What is needed
Search the records below for the word "title". Pull out each line that has it.
━━━━━━━━━━━━━━━━━━━━
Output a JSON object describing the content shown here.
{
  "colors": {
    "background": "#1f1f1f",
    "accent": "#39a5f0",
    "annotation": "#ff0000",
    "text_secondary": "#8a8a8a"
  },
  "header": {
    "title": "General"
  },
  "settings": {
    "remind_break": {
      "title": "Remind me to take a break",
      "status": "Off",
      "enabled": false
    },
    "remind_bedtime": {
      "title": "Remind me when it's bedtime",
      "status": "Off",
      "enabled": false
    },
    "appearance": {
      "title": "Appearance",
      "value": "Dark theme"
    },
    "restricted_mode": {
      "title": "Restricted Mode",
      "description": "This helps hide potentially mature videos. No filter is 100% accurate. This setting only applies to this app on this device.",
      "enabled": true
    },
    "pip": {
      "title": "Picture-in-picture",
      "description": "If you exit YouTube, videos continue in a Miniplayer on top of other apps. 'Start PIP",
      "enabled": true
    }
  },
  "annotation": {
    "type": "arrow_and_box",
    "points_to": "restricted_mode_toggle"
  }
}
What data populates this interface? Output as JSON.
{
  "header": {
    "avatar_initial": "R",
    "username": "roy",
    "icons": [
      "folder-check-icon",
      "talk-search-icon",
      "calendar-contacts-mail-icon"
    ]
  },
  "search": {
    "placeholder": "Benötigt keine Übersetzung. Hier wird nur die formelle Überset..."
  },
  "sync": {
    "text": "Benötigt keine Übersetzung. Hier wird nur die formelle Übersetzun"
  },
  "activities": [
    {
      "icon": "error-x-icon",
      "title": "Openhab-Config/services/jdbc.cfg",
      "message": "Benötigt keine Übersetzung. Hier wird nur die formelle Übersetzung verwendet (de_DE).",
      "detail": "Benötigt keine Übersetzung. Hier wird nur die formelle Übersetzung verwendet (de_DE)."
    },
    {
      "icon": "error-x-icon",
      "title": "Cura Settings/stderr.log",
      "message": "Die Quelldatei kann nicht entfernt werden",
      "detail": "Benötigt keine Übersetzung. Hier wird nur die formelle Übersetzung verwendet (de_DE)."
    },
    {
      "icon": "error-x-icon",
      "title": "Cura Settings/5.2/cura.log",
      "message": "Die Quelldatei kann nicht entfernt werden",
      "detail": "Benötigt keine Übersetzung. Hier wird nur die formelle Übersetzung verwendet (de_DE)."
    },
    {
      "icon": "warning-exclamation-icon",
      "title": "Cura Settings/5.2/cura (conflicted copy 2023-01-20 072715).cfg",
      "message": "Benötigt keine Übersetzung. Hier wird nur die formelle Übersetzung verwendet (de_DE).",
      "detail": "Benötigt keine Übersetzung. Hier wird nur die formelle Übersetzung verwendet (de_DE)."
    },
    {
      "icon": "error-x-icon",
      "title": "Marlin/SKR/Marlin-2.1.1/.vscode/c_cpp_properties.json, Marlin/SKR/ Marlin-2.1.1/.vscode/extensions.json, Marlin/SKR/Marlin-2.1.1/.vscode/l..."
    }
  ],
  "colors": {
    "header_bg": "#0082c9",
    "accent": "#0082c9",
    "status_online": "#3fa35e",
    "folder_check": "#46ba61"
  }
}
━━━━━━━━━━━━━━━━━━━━
Result below
    "title": "General"
      "title": "Remind me to take a break",
      "title": "Remind me when it's bedtime",
      "title": "Appearance",
      "title": "Restricted Mode",
      "title": "Picture-in-picture",
      "title": "Openhab-Config/services/jdbc.cfg",
      "title": "Cura Settings/stderr.log",
      "title": "Cura Settings/5.2/cura.log",
      "title": "Cura Settings/5.2/cura (conflicted copy 2023-01-20 072715).cfg",
      "title": "Marlin/SKR/Marlin-2.1.1/.vscode/c_cpp_properties.json, Marlin/SKR/ Marlin-2.1.1/.vscode/extensions.json, Marlin/SKR/Marlin-2.1.1/.vscode/l..."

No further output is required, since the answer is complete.